* [Recorded data]:
BEGIN

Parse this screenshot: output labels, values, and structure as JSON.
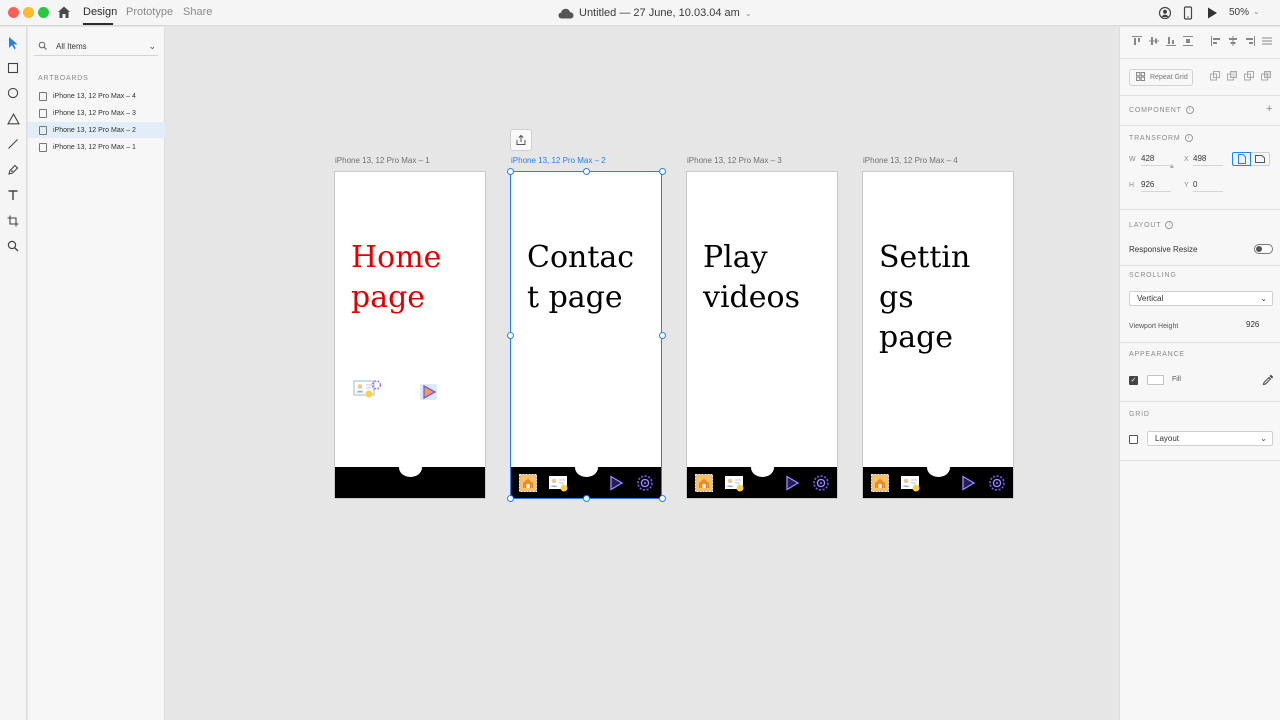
{
  "topbar": {
    "tabs": {
      "design": "Design",
      "prototype": "Prototype",
      "share": "Share"
    },
    "document_title": "Untitled — 27 June, 10.03.04 am",
    "zoom": "50%"
  },
  "layers": {
    "filter": "All Items",
    "heading": "ARTBOARDS",
    "items": [
      {
        "label": "iPhone 13, 12 Pro Max – 4"
      },
      {
        "label": "iPhone 13, 12 Pro Max – 3"
      },
      {
        "label": "iPhone 13, 12 Pro Max – 2",
        "selected": true
      },
      {
        "label": "iPhone 13, 12 Pro Max – 1"
      }
    ]
  },
  "canvas": {
    "artboards": [
      {
        "label": "iPhone 13, 12 Pro Max – 1",
        "text": "Home\npage",
        "text_color": "#e00000"
      },
      {
        "label": "iPhone 13, 12 Pro Max – 2",
        "text": "Contac\nt page",
        "text_color": "#000000",
        "selected": true
      },
      {
        "label": "iPhone 13, 12 Pro Max – 3",
        "text": "Play\nvideos",
        "text_color": "#000000"
      },
      {
        "label": "iPhone 13, 12 Pro Max – 4",
        "text": "Settin\ngs\npage",
        "text_color": "#000000"
      }
    ],
    "selection_color": "#2680eb"
  },
  "properties": {
    "repeat_grid": "Repeat Grid",
    "component_heading": "COMPONENT",
    "transform_heading": "TRANSFORM",
    "transform": {
      "w_label": "W",
      "w": "428",
      "x_label": "X",
      "x": "498",
      "h_label": "H",
      "h": "926",
      "y_label": "Y",
      "y": "0"
    },
    "layout_heading": "LAYOUT",
    "responsive_resize": "Responsive Resize",
    "scrolling_heading": "SCROLLING",
    "scrolling_value": "Vertical",
    "viewport_height_label": "Viewport Height",
    "viewport_height": "926",
    "appearance_heading": "APPEARANCE",
    "fill_label": "Fill",
    "grid_heading": "GRID",
    "grid_value": "Layout"
  }
}
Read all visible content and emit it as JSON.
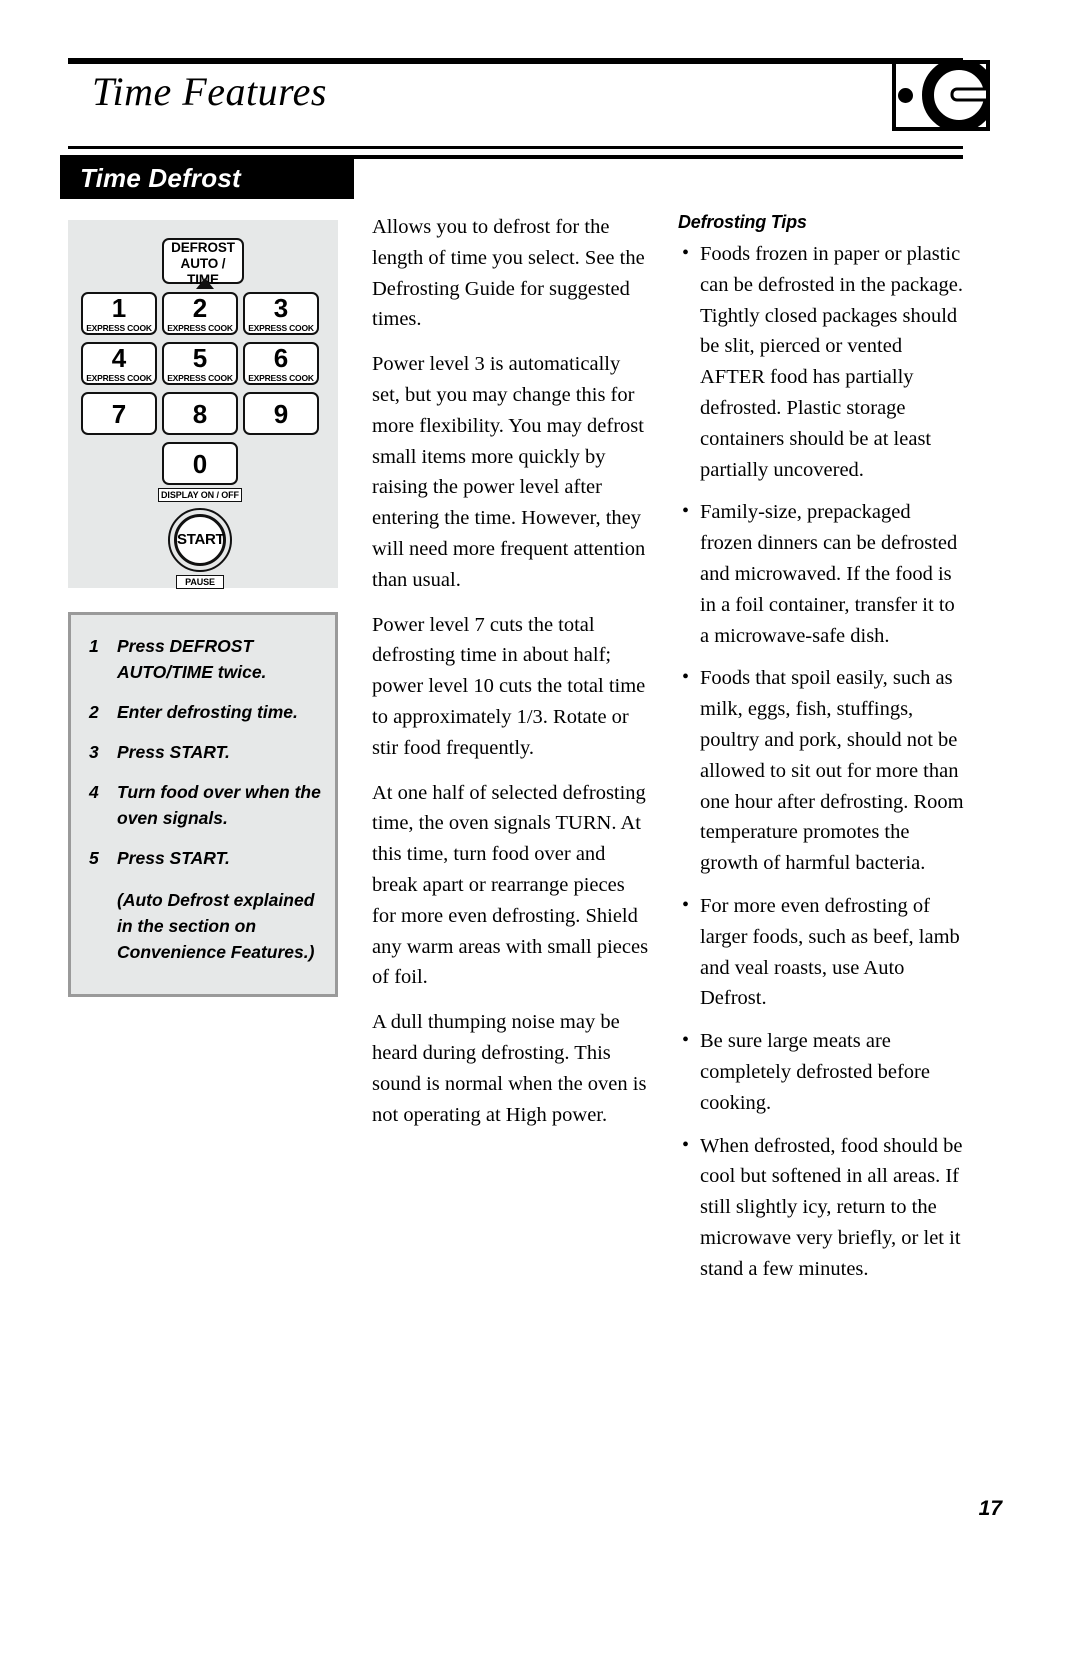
{
  "header": {
    "title": "Time Features",
    "logo_name": "ge-monogram-logo"
  },
  "section": {
    "banner_label": "Time Defrost"
  },
  "keypad": {
    "defrost_key": {
      "line1": "DEFROST",
      "line2": "AUTO / TIME"
    },
    "keys": [
      {
        "digit": "1",
        "sub": "EXPRESS COOK"
      },
      {
        "digit": "2",
        "sub": "EXPRESS COOK"
      },
      {
        "digit": "3",
        "sub": "EXPRESS COOK"
      },
      {
        "digit": "4",
        "sub": "EXPRESS COOK"
      },
      {
        "digit": "5",
        "sub": "EXPRESS COOK"
      },
      {
        "digit": "6",
        "sub": "EXPRESS COOK"
      },
      {
        "digit": "7",
        "sub": ""
      },
      {
        "digit": "8",
        "sub": ""
      },
      {
        "digit": "9",
        "sub": ""
      }
    ],
    "zero_key": {
      "digit": "0"
    },
    "display_label": "DISPLAY ON / OFF",
    "start_label": "START",
    "pause_label": "PAUSE"
  },
  "steps": [
    {
      "num": "1",
      "text": "Press DEFROST AUTO/TIME twice."
    },
    {
      "num": "2",
      "text": "Enter defrosting time."
    },
    {
      "num": "3",
      "text": "Press START."
    },
    {
      "num": "4",
      "text": "Turn food over when the oven signals."
    },
    {
      "num": "5",
      "text": "Press START."
    }
  ],
  "steps_note": "(Auto Defrost explained in the section on Convenience Features.)",
  "body_paragraphs": [
    "Allows you to defrost for the length of time you select. See the Defrosting Guide for suggested times.",
    "Power level 3 is automatically set, but you may change this for more flexibility. You may defrost small items more quickly by raising the power level after entering the time. However, they will need more frequent attention than usual.",
    "Power level 7 cuts the total defrosting time in about half; power level 10 cuts the total time to approximately 1/3. Rotate or stir food frequently.",
    "At one half of selected defrosting time, the oven signals TURN. At this time, turn food over and break apart or rearrange pieces for more even defrosting. Shield any warm areas with small pieces of foil.",
    "A dull thumping noise may be heard during defrosting. This sound is normal when the oven is not operating at High power."
  ],
  "tips": {
    "title": "Defrosting Tips",
    "bullet_glyph": "•",
    "items": [
      "Foods frozen in paper or plastic can be defrosted in the package. Tightly closed packages should be slit, pierced or vented AFTER food has partially defrosted. Plastic storage containers should be at least partially uncovered.",
      "Family-size, prepackaged frozen dinners can be defrosted and microwaved. If the food is in a foil container, transfer it to a microwave-safe dish.",
      "Foods that spoil easily, such as milk, eggs, fish, stuffings, poultry and pork, should not be allowed to sit out for more than one hour after defrosting. Room temperature promotes the growth of harmful bacteria.",
      "For more even defrosting of larger foods, such as beef, lamb and veal roasts, use Auto Defrost.",
      "Be sure large meats are completely defrosted before cooking.",
      "When defrosted, food should be cool but softened in all areas. If still slightly icy, return to the microwave very briefly, or let it stand a few minutes."
    ]
  },
  "footer": {
    "page_number": "17"
  },
  "colors": {
    "ink": "#000000",
    "panel_gray": "#e6e8e8",
    "panel_border_gray": "#9a9a9a",
    "paper": "#ffffff"
  }
}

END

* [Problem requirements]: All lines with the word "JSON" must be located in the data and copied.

* [Written response]:
Parse this screenshot: output labels, values, and structure as JSON.
Read all visible content and emit it as JSON.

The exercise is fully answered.